The above photo was taken with the Tamron 18-270mm VC lens and the tripod-mounted Canon EOS-M mirrorless camera. Exposure settings: 1.6s F/14 1SO 100
Having woken up at 4AM to make a sunrise trek from New Jersey to Ricketts Glenn, I had tripod in hand and was ready to capture mirror-like images of the morning sun hitting the horizon over Lake Jean. However, that wasn’t to be, the dense fog rendered visibility to about 20 feet. Not a problem! When interesting atmospheric and weather conditions occur you just roll with the punches!
The above photo was taken with the Tamron 18-270mm VC Lens and the Canon EOS M Compact Systems Camera with the shutter at 5seconds, an aperture of F/13, and ISO 100. Taken in Aperture Priority Mode with -1/3 exposure compensation dialed in. Carbon fiber tripod, Spot Metering, 2-second delay, Auto White Balance, RAW image format.
This morning I had the pleasure of meeting up with Ed Heaton, a Tamron Image Master, renowned for his landscape photography expertise and his equally talented son Zach to capture some views of Autumn in Pennsylvania.
Most of my photos today were with the Tamron 14-150mm Di III Lens and my Olympus PEN E-PL3 Micro Four Thirds Camera. A small and lightweight combo that can capture a great diversity of scenery. Here is one of my favorites:
Camera settings: 14mm (28mm equivalent) @ 1/2s F/9 ISO 200. Aperture Priority Mode -2/3 EC, Auto White Balance, RAW file format, Spot Metering, 2-second delay. Camera mounted on Benro carbon fiber tripod.
In my fairly early years of photography, I got caught with the ETTR bug. Is that a fatal virus? Nope. ETTR is an acronym which stands for Expose To The Right. This ideology is based on the idea that a bright exposure with a histogram pushed as for towards the right (brightness side of histo) is the path to maximum image quality in long run. When exposing to the right, a user wants to make sure the highlights are not clipped or blown out of gamut. Lost highlights can’t be recovered much, there are no x’s and o’s on your memory card for your camera or computer to look at. On the flip side, having a slight overexposure of your shadow areas DOES bring in extra information in the pixels.

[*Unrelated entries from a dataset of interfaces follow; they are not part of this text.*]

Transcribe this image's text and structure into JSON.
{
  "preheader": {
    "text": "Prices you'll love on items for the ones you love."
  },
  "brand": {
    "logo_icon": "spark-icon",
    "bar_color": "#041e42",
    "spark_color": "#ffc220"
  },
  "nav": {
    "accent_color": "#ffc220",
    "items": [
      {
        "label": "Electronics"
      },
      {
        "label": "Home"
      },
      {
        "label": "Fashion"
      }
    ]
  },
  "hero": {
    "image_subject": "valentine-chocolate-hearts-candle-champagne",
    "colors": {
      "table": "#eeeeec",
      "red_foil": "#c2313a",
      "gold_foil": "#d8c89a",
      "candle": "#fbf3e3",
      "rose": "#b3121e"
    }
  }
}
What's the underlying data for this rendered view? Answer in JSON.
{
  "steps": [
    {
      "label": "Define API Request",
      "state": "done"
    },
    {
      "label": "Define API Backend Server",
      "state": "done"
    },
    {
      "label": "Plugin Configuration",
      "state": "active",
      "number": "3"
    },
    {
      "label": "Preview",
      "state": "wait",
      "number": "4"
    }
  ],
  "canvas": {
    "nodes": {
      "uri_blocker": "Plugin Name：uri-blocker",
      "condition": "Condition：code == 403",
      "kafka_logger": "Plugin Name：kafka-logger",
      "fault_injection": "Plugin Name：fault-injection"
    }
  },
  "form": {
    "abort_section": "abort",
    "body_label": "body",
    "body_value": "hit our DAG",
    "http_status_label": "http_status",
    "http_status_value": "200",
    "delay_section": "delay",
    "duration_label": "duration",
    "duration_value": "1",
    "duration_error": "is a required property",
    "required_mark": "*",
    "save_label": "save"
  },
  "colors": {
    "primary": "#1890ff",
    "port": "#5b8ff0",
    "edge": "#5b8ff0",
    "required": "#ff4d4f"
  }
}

The above illustration hopefully shows how I “season to taste” on a landscape photo that I took yesterday. Setting the black level and white level can be a matter of personal preference, there are no hard-set rules. I like my pictures to tell a believable tale by retaining the integrity of the scene but I also want plenty of contrast so that my upload or print will “pop”. For this particular photo I used the Curves tool to bring the dark areas from a medium tonality to a darker tonality. This provides greater separation between the highlights, midtones, and shadows. I’ve also added a slight vignette which helped to “burn in” some bright corners from the original photo.

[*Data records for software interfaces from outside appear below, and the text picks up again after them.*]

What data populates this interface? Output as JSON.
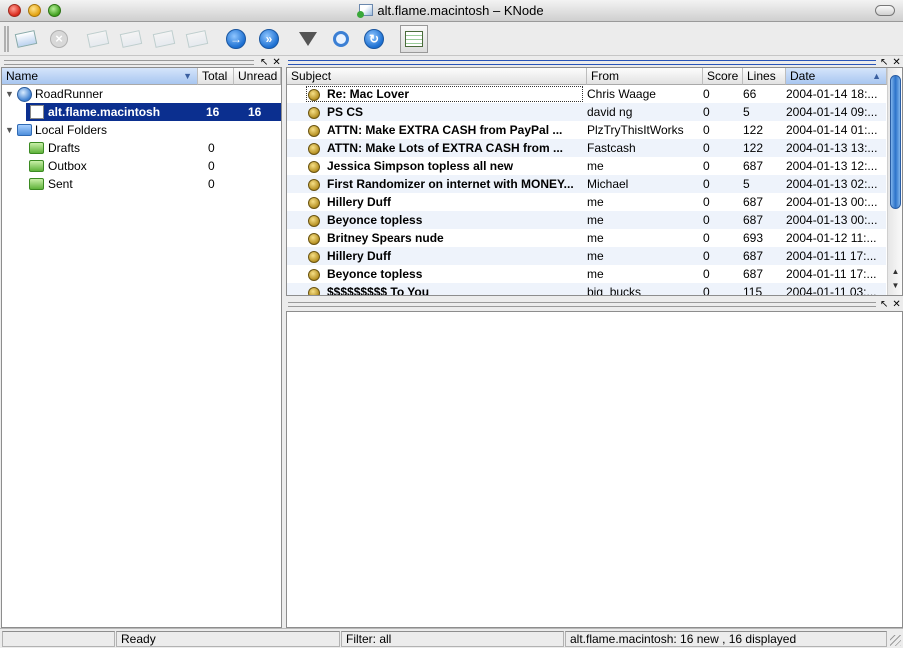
{
  "window": {
    "title": "alt.flame.macintosh – KNode"
  },
  "toolbar": {
    "buttons": [
      {
        "name": "new-article-button",
        "icon": "new-article-icon"
      },
      {
        "name": "cancel-button",
        "icon": "stop-icon"
      },
      {
        "name": "send-pending-button",
        "icon": "envelope-icon"
      },
      {
        "name": "post-followup-button",
        "icon": "envelope-icon"
      },
      {
        "name": "reply-button",
        "icon": "envelope-icon"
      },
      {
        "name": "forward-button",
        "icon": "envelope-icon"
      },
      {
        "name": "next-article-button",
        "icon": "arrow-right-icon"
      },
      {
        "name": "next-unread-button",
        "icon": "double-arrow-right-icon"
      },
      {
        "name": "filter-button",
        "icon": "funnel-icon"
      },
      {
        "name": "search-button",
        "icon": "magnifier-icon"
      },
      {
        "name": "refresh-button",
        "icon": "refresh-icon"
      },
      {
        "name": "toggle-view-button",
        "icon": "article-list-icon"
      }
    ]
  },
  "folders": {
    "columns": {
      "name": "Name",
      "total": "Total",
      "unread": "Unread"
    },
    "items": [
      {
        "label": "RoadRunner",
        "total": "",
        "unread": ""
      },
      {
        "label": "alt.flame.macintosh",
        "total": "16",
        "unread": "16"
      },
      {
        "label": "Local Folders",
        "total": "",
        "unread": ""
      },
      {
        "label": "Drafts",
        "total": "0",
        "unread": ""
      },
      {
        "label": "Outbox",
        "total": "0",
        "unread": ""
      },
      {
        "label": "Sent",
        "total": "0",
        "unread": ""
      }
    ]
  },
  "articles": {
    "columns": {
      "subject": "Subject",
      "from": "From",
      "score": "Score",
      "lines": "Lines",
      "date": "Date"
    },
    "rows": [
      {
        "subject": "Re: Mac Lover",
        "from": "Chris Waage",
        "score": "0",
        "lines": "66",
        "date": "2004-01-14 18:..."
      },
      {
        "subject": "PS CS",
        "from": "david ng",
        "score": "0",
        "lines": "5",
        "date": "2004-01-14 09:..."
      },
      {
        "subject": "ATTN: Make  EXTRA CASH from PayPal ...",
        "from": "PlzTryThisItWorks",
        "score": "0",
        "lines": "122",
        "date": "2004-01-14 01:..."
      },
      {
        "subject": "ATTN: Make Lots of EXTRA CASH from ...",
        "from": "Fastcash",
        "score": "0",
        "lines": "122",
        "date": "2004-01-13 13:..."
      },
      {
        "subject": "Jessica Simpson topless all new",
        "from": "me",
        "score": "0",
        "lines": "687",
        "date": "2004-01-13 12:..."
      },
      {
        "subject": "First Randomizer on internet with MONEY...",
        "from": "Michael",
        "score": "0",
        "lines": "5",
        "date": "2004-01-13 02:..."
      },
      {
        "subject": "Hillery Duff",
        "from": "me",
        "score": "0",
        "lines": "687",
        "date": "2004-01-13 00:..."
      },
      {
        "subject": "Beyonce topless",
        "from": "me",
        "score": "0",
        "lines": "687",
        "date": "2004-01-13 00:..."
      },
      {
        "subject": "Britney Spears nude",
        "from": "me",
        "score": "0",
        "lines": "693",
        "date": "2004-01-12 11:..."
      },
      {
        "subject": "Hillery Duff",
        "from": "me",
        "score": "0",
        "lines": "687",
        "date": "2004-01-11 17:..."
      },
      {
        "subject": "Beyonce topless",
        "from": "me",
        "score": "0",
        "lines": "687",
        "date": "2004-01-11 17:..."
      },
      {
        "subject": "$$$$$$$$$ To You",
        "from": "big_bucks",
        "score": "0",
        "lines": "115",
        "date": "2004-01-11 03:..."
      }
    ]
  },
  "status": {
    "message": "Ready",
    "filter": "Filter: all",
    "group_info": "alt.flame.macintosh: 16 new , 16 displayed"
  }
}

Finalized photo is above. A landscape nature frame taken in Pennsylvania. The equipment used includes a Tamron 18-270mm VC Lens, a Canon EOS M Camera, a 3-stop Neutral Density Filter, and a Manfrotto Tripod. Metadata: 2.5s F/13 ISO 100, 27mm in Manual Mode.